Listed records:
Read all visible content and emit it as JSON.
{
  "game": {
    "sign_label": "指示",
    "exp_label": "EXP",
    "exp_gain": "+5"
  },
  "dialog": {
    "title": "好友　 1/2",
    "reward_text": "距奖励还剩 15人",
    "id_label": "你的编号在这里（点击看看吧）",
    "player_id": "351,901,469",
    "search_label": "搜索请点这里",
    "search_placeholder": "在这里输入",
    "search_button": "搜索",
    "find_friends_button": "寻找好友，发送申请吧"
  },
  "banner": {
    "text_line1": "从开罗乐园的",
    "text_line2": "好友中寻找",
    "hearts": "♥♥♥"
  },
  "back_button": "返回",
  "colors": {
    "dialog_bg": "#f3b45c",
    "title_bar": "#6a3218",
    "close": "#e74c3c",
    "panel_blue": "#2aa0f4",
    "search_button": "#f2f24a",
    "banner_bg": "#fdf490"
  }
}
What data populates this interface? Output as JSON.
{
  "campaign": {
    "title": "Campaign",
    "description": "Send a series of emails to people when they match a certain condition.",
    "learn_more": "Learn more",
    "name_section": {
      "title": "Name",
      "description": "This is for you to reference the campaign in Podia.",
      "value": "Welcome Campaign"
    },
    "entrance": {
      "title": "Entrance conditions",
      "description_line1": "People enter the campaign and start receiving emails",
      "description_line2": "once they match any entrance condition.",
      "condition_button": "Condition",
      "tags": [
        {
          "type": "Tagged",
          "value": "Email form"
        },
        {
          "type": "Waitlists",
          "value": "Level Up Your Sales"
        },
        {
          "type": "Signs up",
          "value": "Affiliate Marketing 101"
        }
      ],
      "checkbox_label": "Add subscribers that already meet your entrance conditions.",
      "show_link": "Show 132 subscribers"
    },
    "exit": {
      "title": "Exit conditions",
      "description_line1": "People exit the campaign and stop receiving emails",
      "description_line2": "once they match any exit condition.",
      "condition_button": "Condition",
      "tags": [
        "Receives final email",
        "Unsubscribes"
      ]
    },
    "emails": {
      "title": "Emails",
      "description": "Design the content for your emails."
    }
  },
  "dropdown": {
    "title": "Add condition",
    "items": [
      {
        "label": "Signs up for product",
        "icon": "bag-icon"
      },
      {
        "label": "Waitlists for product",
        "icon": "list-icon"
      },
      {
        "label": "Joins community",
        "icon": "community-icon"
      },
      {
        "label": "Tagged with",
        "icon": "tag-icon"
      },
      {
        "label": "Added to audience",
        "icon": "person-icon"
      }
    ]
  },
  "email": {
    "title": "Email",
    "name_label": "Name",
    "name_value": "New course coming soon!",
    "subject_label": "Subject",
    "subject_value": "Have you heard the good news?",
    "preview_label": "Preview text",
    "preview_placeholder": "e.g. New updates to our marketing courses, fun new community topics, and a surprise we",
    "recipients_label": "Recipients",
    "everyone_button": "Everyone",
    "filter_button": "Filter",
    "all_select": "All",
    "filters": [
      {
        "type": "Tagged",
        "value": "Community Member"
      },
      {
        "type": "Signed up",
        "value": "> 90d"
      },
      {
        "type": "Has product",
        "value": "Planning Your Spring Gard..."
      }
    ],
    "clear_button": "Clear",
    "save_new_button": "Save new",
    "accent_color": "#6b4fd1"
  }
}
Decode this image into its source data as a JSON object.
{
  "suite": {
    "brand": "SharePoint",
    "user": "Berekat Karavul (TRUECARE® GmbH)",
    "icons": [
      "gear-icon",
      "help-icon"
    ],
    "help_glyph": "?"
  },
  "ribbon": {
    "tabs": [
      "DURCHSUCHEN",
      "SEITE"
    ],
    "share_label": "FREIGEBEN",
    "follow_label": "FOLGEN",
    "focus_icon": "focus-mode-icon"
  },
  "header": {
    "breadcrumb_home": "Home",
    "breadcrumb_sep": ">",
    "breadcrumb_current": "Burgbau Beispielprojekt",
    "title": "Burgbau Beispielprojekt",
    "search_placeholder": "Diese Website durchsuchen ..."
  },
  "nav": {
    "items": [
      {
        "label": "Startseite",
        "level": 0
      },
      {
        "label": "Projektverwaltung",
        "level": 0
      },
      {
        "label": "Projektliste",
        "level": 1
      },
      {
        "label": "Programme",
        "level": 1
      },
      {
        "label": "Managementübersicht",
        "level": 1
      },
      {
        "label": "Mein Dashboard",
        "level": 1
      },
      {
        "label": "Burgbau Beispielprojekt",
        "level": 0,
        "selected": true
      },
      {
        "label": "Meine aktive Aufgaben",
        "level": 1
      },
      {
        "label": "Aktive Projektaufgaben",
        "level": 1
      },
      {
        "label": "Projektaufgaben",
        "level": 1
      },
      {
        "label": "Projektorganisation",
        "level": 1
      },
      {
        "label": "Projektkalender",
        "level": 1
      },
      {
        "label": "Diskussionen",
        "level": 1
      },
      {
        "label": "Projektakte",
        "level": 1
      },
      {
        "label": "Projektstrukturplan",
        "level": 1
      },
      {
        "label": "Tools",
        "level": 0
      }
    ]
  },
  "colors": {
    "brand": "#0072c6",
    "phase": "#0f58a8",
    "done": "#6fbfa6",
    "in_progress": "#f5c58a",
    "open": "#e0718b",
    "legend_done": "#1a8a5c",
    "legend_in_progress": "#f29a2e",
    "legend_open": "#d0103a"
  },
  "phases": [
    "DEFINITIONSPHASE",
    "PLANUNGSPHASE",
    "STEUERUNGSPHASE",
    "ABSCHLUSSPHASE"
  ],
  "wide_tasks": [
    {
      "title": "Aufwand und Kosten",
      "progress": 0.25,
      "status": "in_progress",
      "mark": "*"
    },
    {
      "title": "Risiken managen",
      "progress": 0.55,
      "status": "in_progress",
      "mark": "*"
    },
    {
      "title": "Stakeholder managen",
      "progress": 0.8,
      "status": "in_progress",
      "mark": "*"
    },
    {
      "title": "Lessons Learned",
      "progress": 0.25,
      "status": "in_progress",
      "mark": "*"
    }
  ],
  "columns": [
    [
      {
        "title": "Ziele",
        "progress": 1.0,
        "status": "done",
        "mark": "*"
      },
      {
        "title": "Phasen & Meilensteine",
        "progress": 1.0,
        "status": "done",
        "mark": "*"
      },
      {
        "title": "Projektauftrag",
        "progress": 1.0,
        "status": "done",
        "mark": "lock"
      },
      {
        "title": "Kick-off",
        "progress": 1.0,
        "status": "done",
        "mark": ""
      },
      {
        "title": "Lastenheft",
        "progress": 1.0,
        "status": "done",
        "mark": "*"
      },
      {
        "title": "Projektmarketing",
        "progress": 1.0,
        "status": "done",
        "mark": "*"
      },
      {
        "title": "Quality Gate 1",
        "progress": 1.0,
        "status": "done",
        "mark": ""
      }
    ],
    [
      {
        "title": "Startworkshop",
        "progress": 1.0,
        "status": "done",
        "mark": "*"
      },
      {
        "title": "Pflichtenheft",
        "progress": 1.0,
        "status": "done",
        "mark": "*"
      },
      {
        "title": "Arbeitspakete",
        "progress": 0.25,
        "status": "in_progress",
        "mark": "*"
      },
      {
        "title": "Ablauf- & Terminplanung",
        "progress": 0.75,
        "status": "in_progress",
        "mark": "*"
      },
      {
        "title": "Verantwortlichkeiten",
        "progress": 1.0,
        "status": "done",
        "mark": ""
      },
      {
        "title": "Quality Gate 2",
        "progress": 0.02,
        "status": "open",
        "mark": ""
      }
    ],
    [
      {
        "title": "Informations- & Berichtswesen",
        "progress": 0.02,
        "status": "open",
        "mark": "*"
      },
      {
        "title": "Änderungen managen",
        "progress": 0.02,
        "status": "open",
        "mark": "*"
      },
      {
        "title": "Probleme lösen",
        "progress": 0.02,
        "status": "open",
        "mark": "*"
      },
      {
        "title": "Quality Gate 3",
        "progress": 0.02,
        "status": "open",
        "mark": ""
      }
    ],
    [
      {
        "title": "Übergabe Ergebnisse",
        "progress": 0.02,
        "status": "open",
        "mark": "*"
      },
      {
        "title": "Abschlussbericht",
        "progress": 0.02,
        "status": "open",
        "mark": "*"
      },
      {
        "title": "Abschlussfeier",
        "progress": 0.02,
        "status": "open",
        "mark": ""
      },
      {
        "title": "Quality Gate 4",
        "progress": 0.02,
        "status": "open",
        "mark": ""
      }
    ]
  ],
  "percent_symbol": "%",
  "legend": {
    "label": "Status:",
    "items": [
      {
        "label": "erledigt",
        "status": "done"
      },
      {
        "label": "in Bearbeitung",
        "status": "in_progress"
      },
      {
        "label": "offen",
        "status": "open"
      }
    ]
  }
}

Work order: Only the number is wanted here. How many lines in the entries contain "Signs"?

Solution for this task: 2